VNU investors forced the abandonment of a bid for IMS, an event that cost Rob van den Berg his job as chief executive. Mr Knight said: “Nothing is going to happen without the shareholders’ agreement.”
VNU confirmed on Wednesday it had “received expressions of interest from various parties regarding a possible acquisition; the executive board and supervisory board are evaluating this possibility”.
Declining to elaborate, Rob Ruijter, chief financial officer, said: “We want to do more work before we can comment in a meaningful way.”
The move by KVAM, which holds 2 per cent of VNU, has been carried out independently of the company and other shareholders, although Mr Knight said the investors talked regularly and would consult about offers.
Shareholders are not believed to have been contacted by potential buyers, although there have been approaches by private equity companies to lawyers and management consultants.Mr Knight said the information gleaned from the management study would be made available to VNU's board.

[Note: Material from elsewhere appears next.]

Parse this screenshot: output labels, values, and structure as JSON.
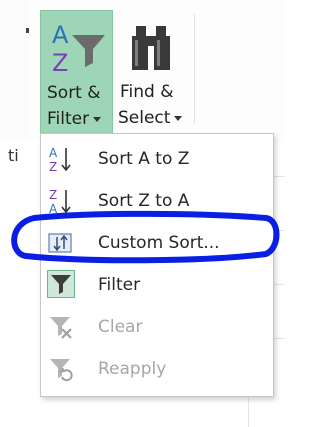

VNU shares have been at their highest level in more than two years in the light of takeover talk. On Friday it emerged that at least one private equity consortium was being assembled, including Apax, Blackstone, Carlyle, KKR, Permira and Alpinvest.
Mr van den Berg continues to be closely involved in assessing interest in VNU, as one of two members of its executive board, with Mr Ruijter. The executive board is supervising any discussions that may take place," said Mr Ruijter.
But the fact that he sits on an international advisory board at CVC, the private equity company, has prompted questions about his role. He said on Wednesday he would cut ties to any private equity company that was a member of a consortium seeking to buy VNU.
VNU on Wednesday cut its sales forecast for 2005 mainly because of sluggish growth in European market research activities, and said it would extend cost-saving measures. It maintained earnings per share guidance, albeit without the effect of €30m in costs related to the IMS deal.